Collection entries:
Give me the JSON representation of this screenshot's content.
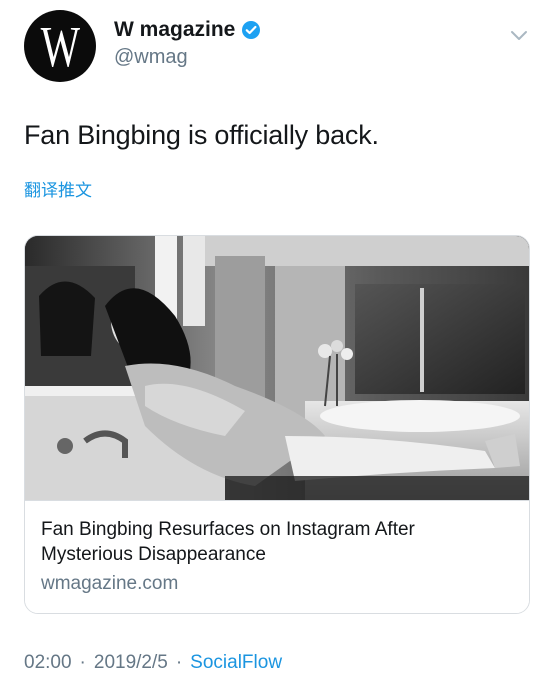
{
  "tweet": {
    "avatar_letter": "W",
    "display_name": "W magazine",
    "handle": "@wmag",
    "text": "Fan Bingbing is officially back.",
    "translate_label": "翻译推文",
    "verified_color": "#1da1f2",
    "link_color": "#1b95e0"
  },
  "card": {
    "title": "Fan Bingbing Resurfaces on Instagram After Mysterious Disappearance",
    "domain": "wmagazine.com",
    "image_description_icon": "photo"
  },
  "meta": {
    "time": "02:00",
    "separator": "·",
    "date": "2019/2/5",
    "source": "SocialFlow"
  },
  "icons": {
    "verified": "verified-badge-icon",
    "menu": "chevron-down-icon"
  }
}
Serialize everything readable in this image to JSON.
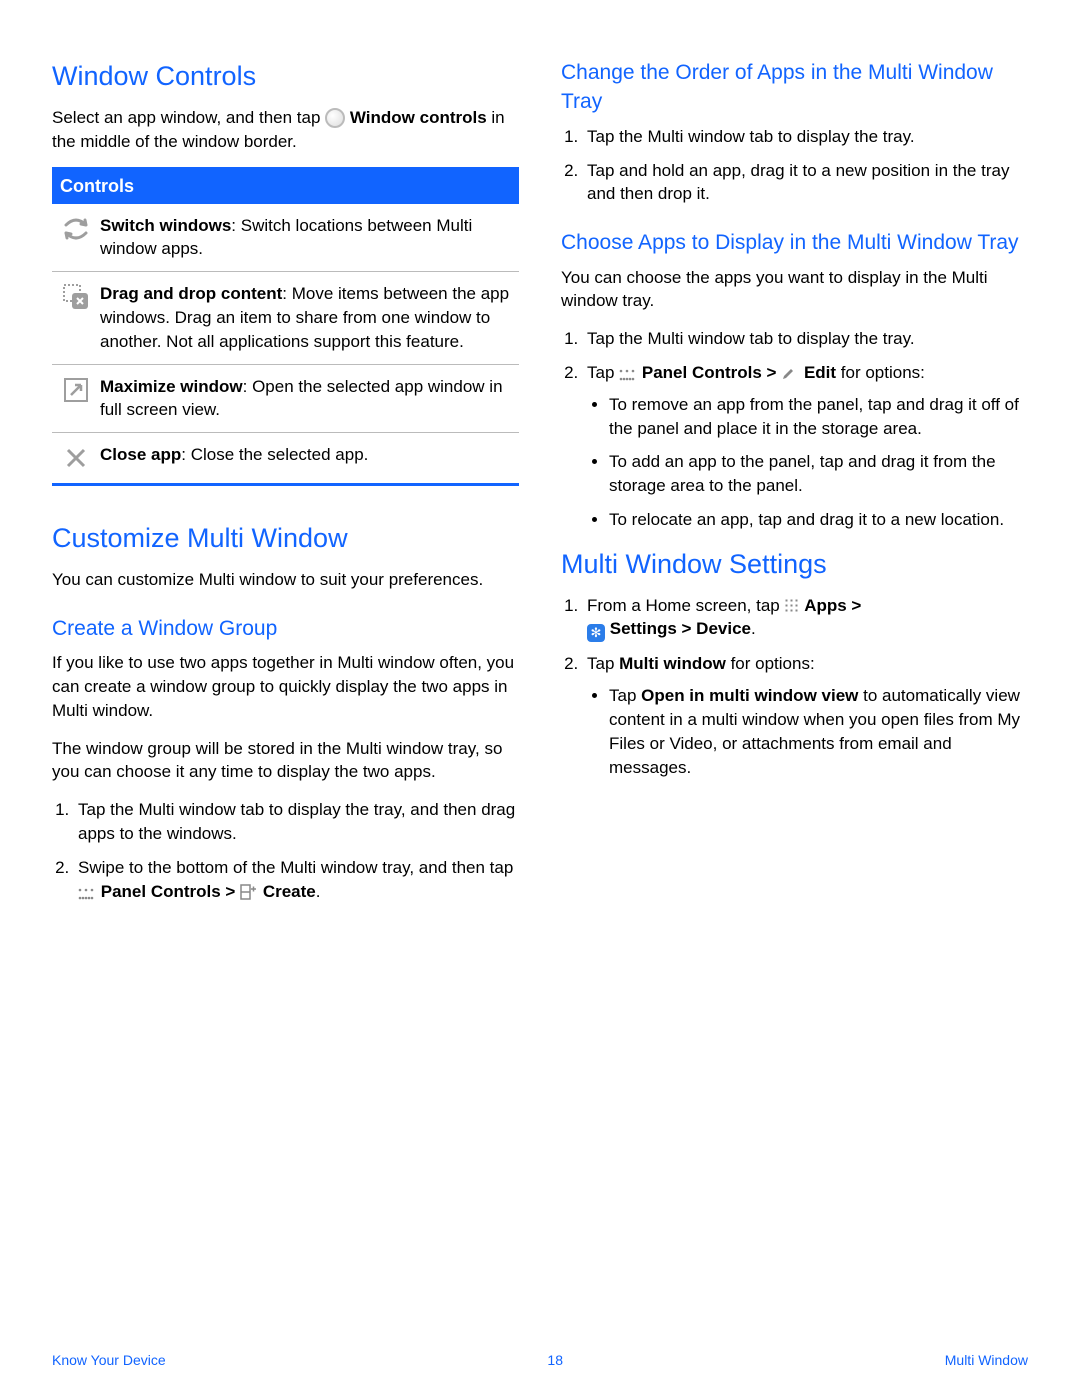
{
  "left": {
    "h_window_controls": "Window Controls",
    "intro_1a": "Select an app window, and then tap ",
    "intro_1b": "Window controls",
    "intro_1c": " in the middle of the window border.",
    "controls_header": "Controls",
    "row1_b": "Switch windows",
    "row1_t": ": Switch locations between Multi window apps.",
    "row2_b": "Drag and drop content",
    "row2_t": ": Move items between the app windows. Drag an item to share from one window to another. Not all applications support this feature.",
    "row3_b": "Maximize window",
    "row3_t": ": Open the selected app window in full screen view.",
    "row4_b": "Close app",
    "row4_t": ": Close the selected app.",
    "h_customize": "Customize Multi Window",
    "customize_p": "You can customize Multi window to suit your preferences.",
    "h_create_group": "Create a Window Group",
    "create_p1": "If you like to use two apps together in Multi window often, you can create a window group to quickly display the two apps in Multi window.",
    "create_p2": "The window group will be stored in the Multi window tray, so you can choose it any time to display the two apps.",
    "create_li1": "Tap the Multi window tab to display the tray, and then drag apps to the windows.",
    "create_li2a": "Swipe to the bottom of the Multi window tray, and then tap ",
    "create_li2b": "Panel Controls > ",
    "create_li2c": "Create",
    "create_li2d": "."
  },
  "right": {
    "h_change_order": "Change the Order of Apps in the Multi Window Tray",
    "order_li1": "Tap the Multi window tab to display the tray.",
    "order_li2": "Tap and hold an app, drag it to a new position in the tray and then drop it.",
    "h_choose_apps": "Choose Apps to Display in the Multi Window Tray",
    "choose_p": "You can choose the apps you want to display in the Multi window tray.",
    "choose_li1": "Tap the Multi window tab to display the tray.",
    "choose_li2a": "Tap ",
    "choose_li2b": "Panel Controls > ",
    "choose_li2c": "Edit",
    "choose_li2d": " for options:",
    "choose_b1": "To remove an app from the panel, tap and drag it off of the panel and place it in the storage area.",
    "choose_b2": "To add an app to the panel, tap and drag it from the storage area to the panel.",
    "choose_b3": "To relocate an app, tap and drag it to a new location.",
    "h_settings": "Multi Window Settings",
    "set_li1a": "From a Home screen, tap ",
    "set_li1b": "Apps > ",
    "set_li1c": "Settings > Device",
    "set_li1d": ".",
    "set_li2a": "Tap ",
    "set_li2b": "Multi window",
    "set_li2c": " for options:",
    "set_b1a": "Tap ",
    "set_b1b": "Open in multi window view",
    "set_b1c": " to automatically view content in a multi window when you open files from My Files or Video, or attachments from email and messages."
  },
  "footer": {
    "left": "Know Your Device",
    "center": "18",
    "right": "Multi Window"
  }
}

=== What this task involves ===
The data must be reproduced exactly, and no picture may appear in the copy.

=== Your response ===
Give me the JSON representation of this screenshot's content.
{
  "tweet": {
    "avatar_letter": "W",
    "display_name": "W magazine",
    "handle": "@wmag",
    "text": "Fan Bingbing is officially back.",
    "translate_label": "翻译推文",
    "verified_color": "#1da1f2",
    "link_color": "#1b95e0"
  },
  "card": {
    "title": "Fan Bingbing Resurfaces on Instagram After Mysterious Disappearance",
    "domain": "wmagazine.com",
    "image_description_icon": "photo"
  },
  "meta": {
    "time": "02:00",
    "separator": "·",
    "date": "2019/2/5",
    "source": "SocialFlow"
  },
  "icons": {
    "verified": "verified-badge-icon",
    "menu": "chevron-down-icon"
  }
}
Serialize everything readable in this image to JSON.
{
  "left": {
    "h_window_controls": "Window Controls",
    "intro_1a": "Select an app window, and then tap ",
    "intro_1b": "Window controls",
    "intro_1c": " in the middle of the window border.",
    "controls_header": "Controls",
    "row1_b": "Switch windows",
    "row1_t": ": Switch locations between Multi window apps.",
    "row2_b": "Drag and drop content",
    "row2_t": ": Move items between the app windows. Drag an item to share from one window to another. Not all applications support this feature.",
    "row3_b": "Maximize window",
    "row3_t": ": Open the selected app window in full screen view.",
    "row4_b": "Close app",
    "row4_t": ": Close the selected app.",
    "h_customize": "Customize Multi Window",
    "customize_p": "You can customize Multi window to suit your preferences.",
    "h_create_group": "Create a Window Group",
    "create_p1": "If you like to use two apps together in Multi window often, you can create a window group to quickly display the two apps in Multi window.",
    "create_p2": "The window group will be stored in the Multi window tray, so you can choose it any time to display the two apps.",
    "create_li1": "Tap the Multi window tab to display the tray, and then drag apps to the windows.",
    "create_li2a": "Swipe to the bottom of the Multi window tray, and then tap ",
    "create_li2b": "Panel Controls > ",
    "create_li2c": "Create",
    "create_li2d": "."
  },
  "right": {
    "h_change_order": "Change the Order of Apps in the Multi Window Tray",
    "order_li1": "Tap the Multi window tab to display the tray.",
    "order_li2": "Tap and hold an app, drag it to a new position in the tray and then drop it.",
    "h_choose_apps": "Choose Apps to Display in the Multi Window Tray",
    "choose_p": "You can choose the apps you want to display in the Multi window tray.",
    "choose_li1": "Tap the Multi window tab to display the tray.",
    "choose_li2a": "Tap ",
    "choose_li2b": "Panel Controls > ",
    "choose_li2c": "Edit",
    "choose_li2d": " for options:",
    "choose_b1": "To remove an app from the panel, tap and drag it off of the panel and place it in the storage area.",
    "choose_b2": "To add an app to the panel, tap and drag it from the storage area to the panel.",
    "choose_b3": "To relocate an app, tap and drag it to a new location.",
    "h_settings": "Multi Window Settings",
    "set_li1a": "From a Home screen, tap ",
    "set_li1b": "Apps > ",
    "set_li1c": "Settings > Device",
    "set_li1d": ".",
    "set_li2a": "Tap ",
    "set_li2b": "Multi window",
    "set_li2c": " for options:",
    "set_b1a": "Tap ",
    "set_b1b": "Open in multi window view",
    "set_b1c": " to automatically view content in a multi window when you open files from My Files or Video, or attachments from email and messages."
  },
  "footer": {
    "left": "Know Your Device",
    "center": "18",
    "right": "Multi Window"
  }
}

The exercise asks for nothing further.